▶ Exercise
If a line in the data holds "icon", copy that line out in full.

▶ Data to examine
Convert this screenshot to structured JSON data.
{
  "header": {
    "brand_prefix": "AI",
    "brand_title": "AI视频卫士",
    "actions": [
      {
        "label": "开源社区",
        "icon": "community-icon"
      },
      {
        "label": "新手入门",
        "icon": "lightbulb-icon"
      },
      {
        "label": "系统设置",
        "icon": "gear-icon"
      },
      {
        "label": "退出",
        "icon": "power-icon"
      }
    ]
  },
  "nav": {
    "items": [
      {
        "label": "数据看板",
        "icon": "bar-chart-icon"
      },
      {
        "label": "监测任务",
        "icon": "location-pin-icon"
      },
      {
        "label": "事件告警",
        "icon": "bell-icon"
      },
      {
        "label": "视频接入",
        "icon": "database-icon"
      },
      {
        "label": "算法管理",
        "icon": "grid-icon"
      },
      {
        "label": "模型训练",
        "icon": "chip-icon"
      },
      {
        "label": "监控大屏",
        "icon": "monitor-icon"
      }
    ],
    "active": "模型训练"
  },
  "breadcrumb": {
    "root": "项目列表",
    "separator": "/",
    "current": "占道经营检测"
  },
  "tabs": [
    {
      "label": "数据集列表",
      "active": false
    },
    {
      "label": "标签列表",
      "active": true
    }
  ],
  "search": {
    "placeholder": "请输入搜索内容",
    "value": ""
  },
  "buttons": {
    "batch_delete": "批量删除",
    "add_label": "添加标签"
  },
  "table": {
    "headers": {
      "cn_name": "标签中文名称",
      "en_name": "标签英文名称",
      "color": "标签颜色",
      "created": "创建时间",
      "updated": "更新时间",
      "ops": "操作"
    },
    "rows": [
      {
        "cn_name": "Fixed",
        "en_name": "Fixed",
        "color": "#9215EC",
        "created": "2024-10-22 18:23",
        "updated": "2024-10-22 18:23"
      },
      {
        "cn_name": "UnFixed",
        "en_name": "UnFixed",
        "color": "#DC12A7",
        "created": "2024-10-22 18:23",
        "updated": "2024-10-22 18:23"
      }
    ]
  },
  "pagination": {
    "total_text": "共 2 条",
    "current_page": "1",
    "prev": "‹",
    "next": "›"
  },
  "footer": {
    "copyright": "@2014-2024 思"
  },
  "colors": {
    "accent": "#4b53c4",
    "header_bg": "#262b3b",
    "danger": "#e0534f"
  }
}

▶ Solution for this problem
        "icon": "community-icon"
        "icon": "lightbulb-icon"
        "icon": "gear-icon"
        "icon": "power-icon"
        "icon": "bar-chart-icon"
        "icon": "location-pin-icon"
        "icon": "bell-icon"
        "icon": "database-icon"
        "icon": "grid-icon"
        "icon": "chip-icon"
        "icon": "monitor-icon"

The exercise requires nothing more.